_Task brief_. From the first line to the last, give the material again exactly, without the images.

_Available data_.
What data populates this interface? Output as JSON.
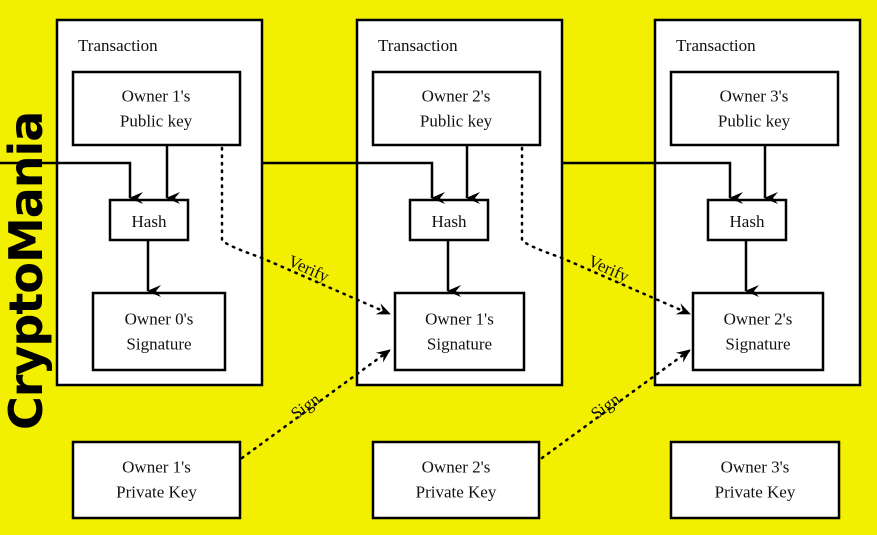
{
  "brand": {
    "name": "CryptoMania"
  },
  "colors": {
    "background": "#f3ef00",
    "box": "#ffffff",
    "stroke": "#000000"
  },
  "transactions": [
    {
      "title": "Transaction",
      "public_key": [
        "Owner 1's",
        "Public key"
      ],
      "hash": "Hash",
      "signature": [
        "Owner 0's",
        "Signature"
      ]
    },
    {
      "title": "Transaction",
      "public_key": [
        "Owner 2's",
        "Public key"
      ],
      "hash": "Hash",
      "signature": [
        "Owner 1's",
        "Signature"
      ]
    },
    {
      "title": "Transaction",
      "public_key": [
        "Owner 3's",
        "Public key"
      ],
      "hash": "Hash",
      "signature": [
        "Owner 2's",
        "Signature"
      ]
    }
  ],
  "private_keys": [
    [
      "Owner 1's",
      "Private Key"
    ],
    [
      "Owner 2's",
      "Private Key"
    ],
    [
      "Owner 3's",
      "Private Key"
    ]
  ],
  "annotations": {
    "verify": "Verify",
    "sign": "Sign"
  }
}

_Answer space_.
What data populates this interface? Output as JSON.
{
  "brand": {
    "name": "CryptoMania"
  },
  "colors": {
    "background": "#f3ef00",
    "box": "#ffffff",
    "stroke": "#000000"
  },
  "transactions": [
    {
      "title": "Transaction",
      "public_key": [
        "Owner 1's",
        "Public key"
      ],
      "hash": "Hash",
      "signature": [
        "Owner 0's",
        "Signature"
      ]
    },
    {
      "title": "Transaction",
      "public_key": [
        "Owner 2's",
        "Public key"
      ],
      "hash": "Hash",
      "signature": [
        "Owner 1's",
        "Signature"
      ]
    },
    {
      "title": "Transaction",
      "public_key": [
        "Owner 3's",
        "Public key"
      ],
      "hash": "Hash",
      "signature": [
        "Owner 2's",
        "Signature"
      ]
    }
  ],
  "private_keys": [
    [
      "Owner 1's",
      "Private Key"
    ],
    [
      "Owner 2's",
      "Private Key"
    ],
    [
      "Owner 3's",
      "Private Key"
    ]
  ],
  "annotations": {
    "verify": "Verify",
    "sign": "Sign"
  }
}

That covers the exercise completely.